[Dataset rows for apps and sites]
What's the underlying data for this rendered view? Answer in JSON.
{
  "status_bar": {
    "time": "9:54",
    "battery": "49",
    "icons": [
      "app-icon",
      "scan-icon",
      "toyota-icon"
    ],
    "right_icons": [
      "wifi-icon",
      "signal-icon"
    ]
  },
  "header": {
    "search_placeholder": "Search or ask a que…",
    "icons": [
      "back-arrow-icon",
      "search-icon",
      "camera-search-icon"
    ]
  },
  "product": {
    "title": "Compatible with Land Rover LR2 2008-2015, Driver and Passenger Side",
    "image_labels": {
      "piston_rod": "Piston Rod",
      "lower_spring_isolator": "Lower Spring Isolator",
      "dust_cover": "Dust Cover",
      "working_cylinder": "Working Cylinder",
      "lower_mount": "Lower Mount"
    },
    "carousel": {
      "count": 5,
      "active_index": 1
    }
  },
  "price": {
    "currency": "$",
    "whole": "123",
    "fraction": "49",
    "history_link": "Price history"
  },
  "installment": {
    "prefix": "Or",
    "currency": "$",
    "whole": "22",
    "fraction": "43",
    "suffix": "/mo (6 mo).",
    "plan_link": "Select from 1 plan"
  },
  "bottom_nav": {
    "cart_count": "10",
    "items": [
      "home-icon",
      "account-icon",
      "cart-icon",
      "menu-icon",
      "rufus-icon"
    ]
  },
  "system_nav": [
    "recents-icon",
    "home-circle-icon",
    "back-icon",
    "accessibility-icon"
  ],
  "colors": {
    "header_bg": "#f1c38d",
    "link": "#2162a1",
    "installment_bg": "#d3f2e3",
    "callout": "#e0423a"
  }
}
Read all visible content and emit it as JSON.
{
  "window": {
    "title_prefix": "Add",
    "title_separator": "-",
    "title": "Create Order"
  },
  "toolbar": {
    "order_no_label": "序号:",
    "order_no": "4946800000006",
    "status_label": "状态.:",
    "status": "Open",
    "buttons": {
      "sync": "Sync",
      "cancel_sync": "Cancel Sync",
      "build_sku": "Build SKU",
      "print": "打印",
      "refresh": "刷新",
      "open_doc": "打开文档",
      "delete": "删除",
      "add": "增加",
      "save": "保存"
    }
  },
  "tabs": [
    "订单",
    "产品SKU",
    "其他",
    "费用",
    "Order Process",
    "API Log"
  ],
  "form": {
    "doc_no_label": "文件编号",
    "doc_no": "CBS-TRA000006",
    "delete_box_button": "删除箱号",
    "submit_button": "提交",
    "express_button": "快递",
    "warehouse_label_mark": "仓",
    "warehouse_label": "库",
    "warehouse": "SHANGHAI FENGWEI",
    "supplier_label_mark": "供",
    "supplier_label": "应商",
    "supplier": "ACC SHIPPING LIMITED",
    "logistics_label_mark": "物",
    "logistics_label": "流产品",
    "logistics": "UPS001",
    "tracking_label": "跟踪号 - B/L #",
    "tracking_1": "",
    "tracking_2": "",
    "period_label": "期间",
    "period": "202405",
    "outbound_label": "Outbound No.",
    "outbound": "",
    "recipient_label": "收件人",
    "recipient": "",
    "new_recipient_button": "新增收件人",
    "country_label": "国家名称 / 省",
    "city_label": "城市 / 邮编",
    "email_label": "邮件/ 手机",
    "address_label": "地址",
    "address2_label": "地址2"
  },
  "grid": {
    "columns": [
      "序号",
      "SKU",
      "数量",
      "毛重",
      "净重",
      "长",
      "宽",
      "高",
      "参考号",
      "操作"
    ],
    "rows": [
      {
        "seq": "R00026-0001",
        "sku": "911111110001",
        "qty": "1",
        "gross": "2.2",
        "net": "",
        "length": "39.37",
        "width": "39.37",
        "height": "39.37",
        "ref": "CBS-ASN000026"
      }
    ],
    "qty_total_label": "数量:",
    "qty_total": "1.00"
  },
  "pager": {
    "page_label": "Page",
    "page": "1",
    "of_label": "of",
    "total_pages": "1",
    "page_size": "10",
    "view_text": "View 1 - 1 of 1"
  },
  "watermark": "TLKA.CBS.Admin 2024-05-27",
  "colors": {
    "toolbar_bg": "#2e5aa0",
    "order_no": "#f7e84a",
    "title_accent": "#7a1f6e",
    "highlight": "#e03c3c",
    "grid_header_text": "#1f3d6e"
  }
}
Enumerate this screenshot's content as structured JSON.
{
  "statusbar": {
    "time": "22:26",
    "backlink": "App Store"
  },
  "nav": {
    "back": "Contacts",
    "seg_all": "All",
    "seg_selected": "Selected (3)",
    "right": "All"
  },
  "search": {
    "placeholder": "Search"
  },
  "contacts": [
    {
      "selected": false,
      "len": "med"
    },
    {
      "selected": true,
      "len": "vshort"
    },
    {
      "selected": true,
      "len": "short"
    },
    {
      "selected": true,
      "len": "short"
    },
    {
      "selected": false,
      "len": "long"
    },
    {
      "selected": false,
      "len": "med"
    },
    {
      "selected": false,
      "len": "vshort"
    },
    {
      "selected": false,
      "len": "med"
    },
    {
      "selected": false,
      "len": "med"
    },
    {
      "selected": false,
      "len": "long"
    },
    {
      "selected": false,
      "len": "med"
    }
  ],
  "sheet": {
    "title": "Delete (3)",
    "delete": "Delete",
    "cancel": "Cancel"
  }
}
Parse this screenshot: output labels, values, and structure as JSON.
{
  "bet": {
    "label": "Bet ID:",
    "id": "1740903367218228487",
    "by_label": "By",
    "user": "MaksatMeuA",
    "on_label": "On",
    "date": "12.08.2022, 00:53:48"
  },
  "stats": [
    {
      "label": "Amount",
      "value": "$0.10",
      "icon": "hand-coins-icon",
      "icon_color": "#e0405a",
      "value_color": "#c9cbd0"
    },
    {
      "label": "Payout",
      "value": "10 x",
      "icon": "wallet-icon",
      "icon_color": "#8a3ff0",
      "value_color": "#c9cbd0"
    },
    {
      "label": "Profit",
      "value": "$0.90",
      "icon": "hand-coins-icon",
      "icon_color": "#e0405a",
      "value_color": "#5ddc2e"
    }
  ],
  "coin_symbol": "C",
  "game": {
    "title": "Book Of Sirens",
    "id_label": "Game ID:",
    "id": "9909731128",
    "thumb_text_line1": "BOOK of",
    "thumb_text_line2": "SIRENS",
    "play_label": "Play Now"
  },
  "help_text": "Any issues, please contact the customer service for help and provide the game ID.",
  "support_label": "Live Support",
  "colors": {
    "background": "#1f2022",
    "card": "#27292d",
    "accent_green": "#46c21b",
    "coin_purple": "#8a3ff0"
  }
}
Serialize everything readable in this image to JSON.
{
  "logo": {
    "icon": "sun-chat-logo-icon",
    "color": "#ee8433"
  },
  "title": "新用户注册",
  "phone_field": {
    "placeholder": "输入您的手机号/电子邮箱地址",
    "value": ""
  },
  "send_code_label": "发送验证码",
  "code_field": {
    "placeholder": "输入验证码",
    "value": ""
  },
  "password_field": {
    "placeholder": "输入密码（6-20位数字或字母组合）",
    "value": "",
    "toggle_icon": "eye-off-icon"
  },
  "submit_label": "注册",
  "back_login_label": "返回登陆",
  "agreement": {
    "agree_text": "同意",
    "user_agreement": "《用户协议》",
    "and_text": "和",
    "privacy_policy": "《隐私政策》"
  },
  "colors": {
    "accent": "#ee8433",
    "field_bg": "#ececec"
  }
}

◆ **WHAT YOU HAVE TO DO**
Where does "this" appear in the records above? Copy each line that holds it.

◆ **ANSWER SPACE**
What's the underlying data for this rendered view? Answer in JSON.
Enumerate this screenshot's content as structured JSON.
Parse this screenshot: output labels, values, and structure as JSON.
Serialize everything readable in this image to JSON.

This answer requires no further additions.